238 11. 12. 13. 14. 15. 16. 17. 18. 19. ;:22: 23. 2 26. 27. 28. % 2. 33: 34. 35.


KT .\NI)

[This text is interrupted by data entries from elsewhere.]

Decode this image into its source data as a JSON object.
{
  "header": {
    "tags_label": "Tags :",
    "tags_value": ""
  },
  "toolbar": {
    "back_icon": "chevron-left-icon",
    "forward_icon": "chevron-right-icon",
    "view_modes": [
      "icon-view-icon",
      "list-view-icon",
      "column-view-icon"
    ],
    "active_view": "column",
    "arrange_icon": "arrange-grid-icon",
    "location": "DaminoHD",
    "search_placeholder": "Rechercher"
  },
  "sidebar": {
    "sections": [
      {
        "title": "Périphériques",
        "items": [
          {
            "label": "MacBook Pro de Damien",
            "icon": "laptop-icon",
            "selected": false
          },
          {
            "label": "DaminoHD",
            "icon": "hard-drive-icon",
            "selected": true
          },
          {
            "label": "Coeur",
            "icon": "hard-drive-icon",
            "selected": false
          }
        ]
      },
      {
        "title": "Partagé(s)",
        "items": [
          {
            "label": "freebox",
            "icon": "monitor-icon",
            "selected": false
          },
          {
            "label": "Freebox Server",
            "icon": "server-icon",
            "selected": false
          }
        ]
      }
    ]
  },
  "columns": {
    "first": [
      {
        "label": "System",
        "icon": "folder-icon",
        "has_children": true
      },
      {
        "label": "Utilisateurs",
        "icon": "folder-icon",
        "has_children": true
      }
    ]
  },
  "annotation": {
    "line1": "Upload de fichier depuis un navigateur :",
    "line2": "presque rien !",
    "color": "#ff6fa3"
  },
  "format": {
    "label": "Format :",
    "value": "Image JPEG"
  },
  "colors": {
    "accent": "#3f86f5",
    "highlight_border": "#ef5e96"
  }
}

Laoin. A. W.: AM. HLUU I. 33:717. 1047 Ashman, R., and Hull, E.: Essentials of Electrocardiography, Ed. 2, New l-or-k, 19.&j, The Macmillan Company. Goldberger, E.: Unipolar Lead Electrocardiography and Vectorcardiography, Ed. 3. Philadelnhia 1953. Lea & Febieer. Whittaker, S. R. F’., and Whitegead, T. P.: Brit. M. J. 2:265, 1954. Querido, A., van der Werfften-Bosch, J. J., Blon, P. S., and Van Gilse, H. A.: Acta med. scandinav. 149:291, 1954. Spence, A. W. : Clinical Endocrinology, London, 1953, Cassell and Company. Diseases of the Endocrine Glands, Philadelphia, 1951, Lea & Febiger. Soffer, L. J.: Evans, W.: Proc. Roy. Sot. Med. 42:331, 1949. Heyde, E. C.: A.M.A. Arch. Int. Med. 92:442, 1953. Thorn, G. W., Dorrance, S. S., and Day, E.: Ann. Int. Med. 16:1053, 1942. Somerville, W., Levine, H. D., and Thorn, G. W.: Medicine 30:43, 1951. Lown, B., Arons, W. L., Ganong, W. F., Vazifdar, J. P., and Levine, S. A.: AM. HEART J. 50:760, 1955. Cluxton, H. E., Bennett, W. Aq., and Kepler, E. J.: Ann. Int. Med. 29:732, 1948. Means, J. H., Hertz, S., and Lerman, J.: Tr. A. Am. Physicians 55:32, 1940. Reid, W. D., and Kenway, F. L.: Endocrinology 13:191, 1929. Lerman, J., Clark, R. J., and Means, J. H.: Ann. Int. Med. 6:1251, 1933. Selye, H.: Textbook of Endocrinology, Montreal, 1947, Acta Endocrinologia, Universite de Montreal. White, P. D.: Heart Disease, Ed. 4, New York, 1951, The Macmillan Company. Zondek, H. : Lancet 2:310. 1941. Thacher, C., and White, P.’ D.: Am. J. M. SC. 171:61, 1926. Fournier, J. C. M.: Proc. Staff Meet. Mayo Clinic 17:212, 1942. Friedberg, C. K.: Diseases of the Heart, Ed. 2, Philadelphia, 1956, W. B. SaundersCompany. Marks, P. A., and Roof. B. S.: Ann Int. Med. 39:230. 19.53. Kern, R. A., Soloff, L. A., Snape, W. J., and BelIo, C. ‘T.: Am. J. M. SC. 217:609 1949. de Andino, A. M., Jr., and Rodriguez, R.: Bol. Asoc. med. Puerto Rico. (Submitted for publication.) Urschel, D. L., and Gates, G. E.: &%M. HEART J. 45:611, 1953. Wilson, L. A.: Lancet 1:203, 1953.